Aided by a tax break that helps keep costs in line with fossil fuels, the wind-energy industry has hummed in recent years, generating annual growth rates of 25 percent or more.
Wind power, once the province of a few entrepreneurial executives looking for alternatives to coal and other “dirty” fuels, now churns out enough electricity to light 3 million homes. The American Wind Energy Association (AWEA) counts more than 1,000 members, including giant companies such as General Electric. Five years ago, the trade group had just a couple hundred members.
Along with the industry’s growth has come new lobbying muscle, which includes a traditional lobbying tool: a map of the United States scattered with dots representing the jobs the industry creates.
As the industry holds its annual trade show in Los Angeles this week, its advocates in Washington are pushing to win support for two measures that could put even more wind behind its sails, or, rather, turbines – a federal standard for renewable energy production and a multiyear extension of the all-important 1.9 cent kilowatt-hour tax break that reassures Wall Street of the industry’s financial stability.
As the industry nears its biggest legislative victories ever, however, advocates also are fending off efforts to clip wind’s wings.
Rep. Nick Rahall, a Democrat from coal-rich West Virginia, for example, has authored a bill that wind advocates say would stop the industry in its tracks.
The measure, scheduled for a markup this week, would require the Fish and Wildlife Service to issue regulations regarding wind power development. In particular, the service would weigh what effects a wind farm could have on birds and bat populations.
Wind supporters say the rule could shut down production for months, if not years, for little reason. AWEA says household cats are a bigger threat to birds than turbines are.
“This program will strangle our promising wind power industry before it can realize its immense promise,” an AWEA fact sheet states.
In the Senate, wind’s main critic, Lamar Alexander (R-Tenn.), is likely to sponsor anti-wind language when the Senate takes up the energy bill, perhaps as early as next week.
Critics of the federal renewable energy mandates also are shopping a “clean-energy” proposal that would include nuclear power, which doesn’t emit greenhouse gases, in the favored fuel mix.
Such a measure effectively would minimize the impact of a renewable portfolio standard (RPS) on wind development, but lobbyists give it little chance of succeeding given continuing wariness over nuclear power.

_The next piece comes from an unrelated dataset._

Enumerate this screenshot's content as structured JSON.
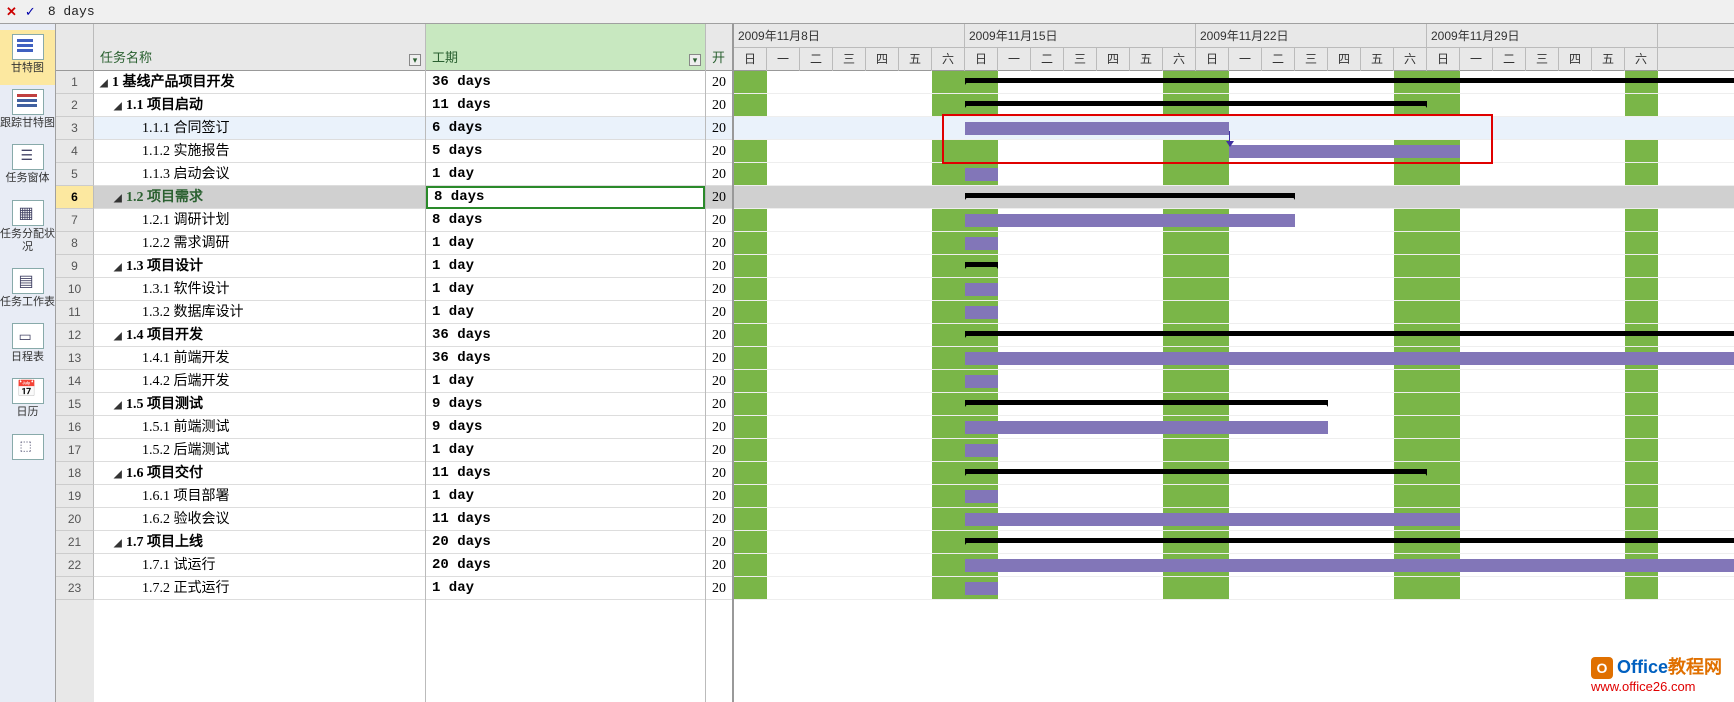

As now written, the RPS would require utilities to get 15 percent of their power from renewable energy sources by 2020. The measure, which is opposed by utilities in areas where wind isn’t a viable power option, could bring a Senate filibuster,

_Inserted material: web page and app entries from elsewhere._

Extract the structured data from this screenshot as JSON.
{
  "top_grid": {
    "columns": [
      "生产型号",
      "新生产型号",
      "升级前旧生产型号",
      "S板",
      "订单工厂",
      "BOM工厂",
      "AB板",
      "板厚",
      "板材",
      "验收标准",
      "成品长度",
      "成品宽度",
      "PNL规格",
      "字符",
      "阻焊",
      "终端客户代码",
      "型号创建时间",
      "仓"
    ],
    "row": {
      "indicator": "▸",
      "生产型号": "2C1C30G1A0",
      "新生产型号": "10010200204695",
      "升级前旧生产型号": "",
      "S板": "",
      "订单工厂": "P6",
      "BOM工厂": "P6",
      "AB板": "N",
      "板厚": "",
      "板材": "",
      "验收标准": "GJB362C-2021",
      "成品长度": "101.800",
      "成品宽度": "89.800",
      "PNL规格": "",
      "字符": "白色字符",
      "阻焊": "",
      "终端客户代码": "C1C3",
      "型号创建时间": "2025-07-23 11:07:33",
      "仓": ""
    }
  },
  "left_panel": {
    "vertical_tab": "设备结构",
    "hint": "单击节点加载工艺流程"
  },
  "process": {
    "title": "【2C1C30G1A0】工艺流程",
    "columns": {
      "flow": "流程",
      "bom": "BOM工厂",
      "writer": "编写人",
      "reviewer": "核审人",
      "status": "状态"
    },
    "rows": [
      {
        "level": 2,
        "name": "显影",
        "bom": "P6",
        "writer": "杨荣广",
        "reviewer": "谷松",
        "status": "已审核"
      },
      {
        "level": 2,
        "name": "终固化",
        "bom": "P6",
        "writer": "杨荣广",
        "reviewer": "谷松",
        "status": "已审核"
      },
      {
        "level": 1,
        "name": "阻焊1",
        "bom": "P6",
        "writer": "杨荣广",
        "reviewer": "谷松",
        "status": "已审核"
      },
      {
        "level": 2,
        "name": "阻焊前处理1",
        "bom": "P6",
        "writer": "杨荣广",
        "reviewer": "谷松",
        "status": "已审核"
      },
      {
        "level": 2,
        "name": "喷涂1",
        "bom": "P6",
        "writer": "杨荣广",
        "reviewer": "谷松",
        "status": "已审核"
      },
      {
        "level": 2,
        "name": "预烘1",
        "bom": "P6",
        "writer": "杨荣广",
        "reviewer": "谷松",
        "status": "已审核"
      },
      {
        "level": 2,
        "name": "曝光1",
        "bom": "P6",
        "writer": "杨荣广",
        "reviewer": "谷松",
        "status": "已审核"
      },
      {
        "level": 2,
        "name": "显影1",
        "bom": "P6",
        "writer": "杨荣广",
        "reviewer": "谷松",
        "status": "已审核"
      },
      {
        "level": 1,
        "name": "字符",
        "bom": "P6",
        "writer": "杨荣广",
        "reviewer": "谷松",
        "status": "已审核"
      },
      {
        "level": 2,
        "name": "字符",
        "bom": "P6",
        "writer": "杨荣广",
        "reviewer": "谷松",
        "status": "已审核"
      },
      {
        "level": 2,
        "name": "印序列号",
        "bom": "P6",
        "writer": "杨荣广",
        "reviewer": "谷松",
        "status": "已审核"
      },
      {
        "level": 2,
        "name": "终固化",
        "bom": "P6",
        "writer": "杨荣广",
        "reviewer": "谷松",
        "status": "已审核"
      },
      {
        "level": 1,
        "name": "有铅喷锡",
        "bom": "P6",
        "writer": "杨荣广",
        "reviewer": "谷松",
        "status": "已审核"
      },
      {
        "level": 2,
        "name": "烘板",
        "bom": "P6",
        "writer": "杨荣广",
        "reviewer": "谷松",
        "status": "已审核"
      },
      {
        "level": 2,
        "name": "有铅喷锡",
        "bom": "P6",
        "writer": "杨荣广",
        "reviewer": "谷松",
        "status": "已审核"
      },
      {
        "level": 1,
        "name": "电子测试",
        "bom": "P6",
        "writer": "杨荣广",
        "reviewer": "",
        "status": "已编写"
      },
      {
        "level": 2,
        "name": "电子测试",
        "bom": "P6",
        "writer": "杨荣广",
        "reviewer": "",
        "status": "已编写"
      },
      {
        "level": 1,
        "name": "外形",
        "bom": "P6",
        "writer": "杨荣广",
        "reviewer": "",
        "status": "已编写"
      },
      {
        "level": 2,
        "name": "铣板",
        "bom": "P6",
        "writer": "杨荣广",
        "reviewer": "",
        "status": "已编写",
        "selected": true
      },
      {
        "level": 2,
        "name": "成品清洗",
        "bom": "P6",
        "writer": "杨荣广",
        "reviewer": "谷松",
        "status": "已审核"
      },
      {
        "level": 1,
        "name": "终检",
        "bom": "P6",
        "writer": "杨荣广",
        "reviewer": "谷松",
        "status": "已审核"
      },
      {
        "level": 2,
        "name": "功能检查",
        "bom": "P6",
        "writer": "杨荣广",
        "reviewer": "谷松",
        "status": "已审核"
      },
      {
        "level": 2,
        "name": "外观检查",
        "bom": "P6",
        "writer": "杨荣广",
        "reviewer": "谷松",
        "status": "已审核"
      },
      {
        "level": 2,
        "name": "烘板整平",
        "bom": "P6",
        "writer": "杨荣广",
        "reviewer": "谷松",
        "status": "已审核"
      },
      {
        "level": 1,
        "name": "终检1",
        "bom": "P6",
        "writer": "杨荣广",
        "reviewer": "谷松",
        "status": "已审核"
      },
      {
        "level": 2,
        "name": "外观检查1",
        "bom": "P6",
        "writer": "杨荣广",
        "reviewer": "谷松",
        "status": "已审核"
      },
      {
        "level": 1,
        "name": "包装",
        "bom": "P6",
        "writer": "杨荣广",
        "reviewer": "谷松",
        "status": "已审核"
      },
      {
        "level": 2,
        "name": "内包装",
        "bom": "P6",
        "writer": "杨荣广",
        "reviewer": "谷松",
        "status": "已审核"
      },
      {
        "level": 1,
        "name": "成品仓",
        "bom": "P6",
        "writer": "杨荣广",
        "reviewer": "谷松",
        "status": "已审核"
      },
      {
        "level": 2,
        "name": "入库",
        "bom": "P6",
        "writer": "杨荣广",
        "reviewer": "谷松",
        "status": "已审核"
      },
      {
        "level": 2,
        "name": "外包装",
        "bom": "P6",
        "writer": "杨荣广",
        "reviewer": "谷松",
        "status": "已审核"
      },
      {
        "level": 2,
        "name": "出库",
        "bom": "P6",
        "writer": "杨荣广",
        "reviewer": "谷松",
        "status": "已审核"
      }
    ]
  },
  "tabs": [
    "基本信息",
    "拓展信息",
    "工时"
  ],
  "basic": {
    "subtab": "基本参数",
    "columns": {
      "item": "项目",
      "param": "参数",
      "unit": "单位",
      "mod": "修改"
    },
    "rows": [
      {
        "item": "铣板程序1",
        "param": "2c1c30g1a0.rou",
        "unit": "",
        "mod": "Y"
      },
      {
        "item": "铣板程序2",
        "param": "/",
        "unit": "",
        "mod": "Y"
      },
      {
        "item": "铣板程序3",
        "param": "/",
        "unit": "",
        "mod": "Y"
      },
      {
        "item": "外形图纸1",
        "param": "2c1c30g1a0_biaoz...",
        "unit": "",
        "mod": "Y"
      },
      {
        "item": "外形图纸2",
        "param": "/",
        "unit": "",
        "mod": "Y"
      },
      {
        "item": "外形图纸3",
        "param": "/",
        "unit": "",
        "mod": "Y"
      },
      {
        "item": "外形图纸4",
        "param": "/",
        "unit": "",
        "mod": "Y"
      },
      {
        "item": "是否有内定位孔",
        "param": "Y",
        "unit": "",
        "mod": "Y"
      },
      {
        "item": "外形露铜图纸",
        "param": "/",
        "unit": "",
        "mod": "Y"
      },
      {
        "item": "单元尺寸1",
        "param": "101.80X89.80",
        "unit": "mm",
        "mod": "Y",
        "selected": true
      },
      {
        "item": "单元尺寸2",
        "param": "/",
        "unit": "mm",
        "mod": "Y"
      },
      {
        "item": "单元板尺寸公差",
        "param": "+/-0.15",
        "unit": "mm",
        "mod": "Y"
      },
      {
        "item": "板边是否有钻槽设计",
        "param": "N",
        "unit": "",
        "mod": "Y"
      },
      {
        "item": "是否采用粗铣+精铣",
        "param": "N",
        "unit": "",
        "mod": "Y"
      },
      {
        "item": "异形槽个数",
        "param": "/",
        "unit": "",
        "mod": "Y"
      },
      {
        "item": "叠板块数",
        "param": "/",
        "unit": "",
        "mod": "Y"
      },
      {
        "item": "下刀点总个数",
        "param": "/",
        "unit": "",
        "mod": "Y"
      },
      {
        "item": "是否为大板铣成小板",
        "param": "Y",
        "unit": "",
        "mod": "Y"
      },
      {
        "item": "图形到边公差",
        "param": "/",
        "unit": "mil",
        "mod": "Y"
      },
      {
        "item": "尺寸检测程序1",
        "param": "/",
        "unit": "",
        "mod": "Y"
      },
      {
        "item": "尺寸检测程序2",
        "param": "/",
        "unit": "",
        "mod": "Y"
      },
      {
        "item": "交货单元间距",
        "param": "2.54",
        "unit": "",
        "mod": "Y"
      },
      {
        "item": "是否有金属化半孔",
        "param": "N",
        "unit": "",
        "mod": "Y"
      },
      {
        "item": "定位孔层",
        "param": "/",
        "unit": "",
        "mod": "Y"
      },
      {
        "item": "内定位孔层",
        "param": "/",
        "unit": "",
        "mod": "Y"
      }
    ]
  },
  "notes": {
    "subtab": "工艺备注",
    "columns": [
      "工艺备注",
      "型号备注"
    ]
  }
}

For the first time, AWEA bought radio and TV advertisements in six states in support of the renewable energy standard over the Memorial Day recess. The states were chosen because their senators had yet to say whether they would support an RPS.

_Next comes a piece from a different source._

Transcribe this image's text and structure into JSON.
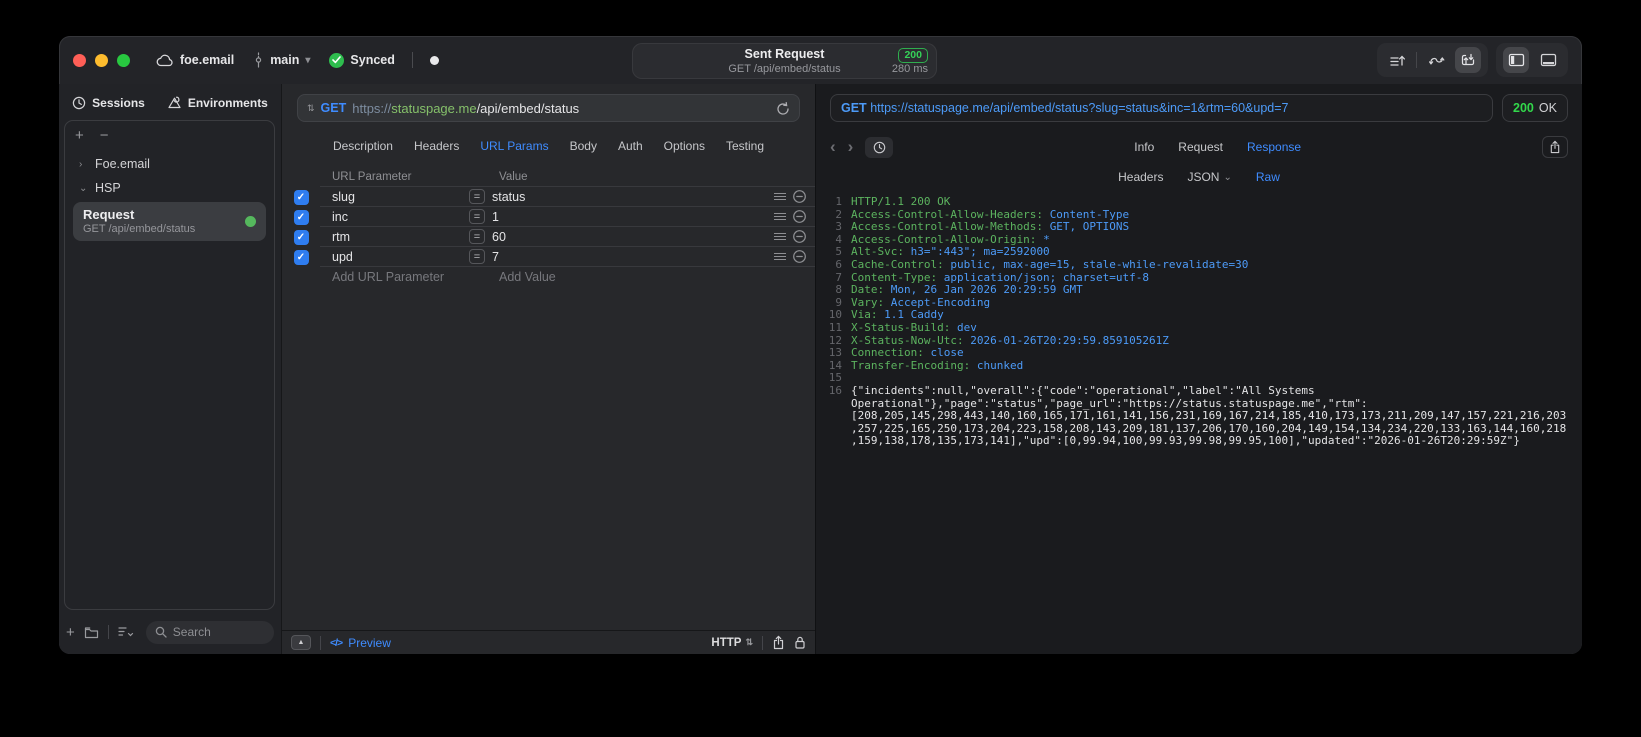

If it gets through, the renewable portfolio standard would be particularly beneficial to wind energy because wind is cheaper than other types of renewable energy.
While other renewables are eligible for the break, 95 percent of the credit has gone for wind development.
Wind currently generates less than 1 percent of the total power produced in this country. AWEA legislative director Jaime
Steve said the renewable standard could generate as much as 7 percent of the total power production.
For wind to take a larger market share, it will require construction of large transmission lines from windy rural areas to large “load” areas that need power. Transmission lines are hard to place, however, over not-in-my-backyard opposition.
That is why the industry rejects an attempt, also in Rahall’s bill, to rescind a provision in the Energy Policy Act of 2005 that sought to expedite the siting process. Critics argue the provisions reduce local control of power projects.
Of even more importance to wind is a long-term extension of the 1.9 cent kilowatt-hour tax break that helps wind to compete with coal and other traditional power sources, such as natural gas and nuclear.
Traditionally, tax writers have limited the tax to one- or two-year increments to keep the tax score low.
Industry wants a 10-year extension. At a cost of at least $20 billion, the price tag is likely to be too high for even a Democratic Congress, which is putting a premium on renewable-energy development.
Senate tax writers are looking instead at a five-year extension as part of a total energy tax package that could cost as much as $25 billion, one lobbyist said. The House’s energy tax provisions are likely to be more modest, but would extend the production tax credit to three years.
By Jim Snyder
5 June 2007
|Wind Watch relies entirely
on User Funding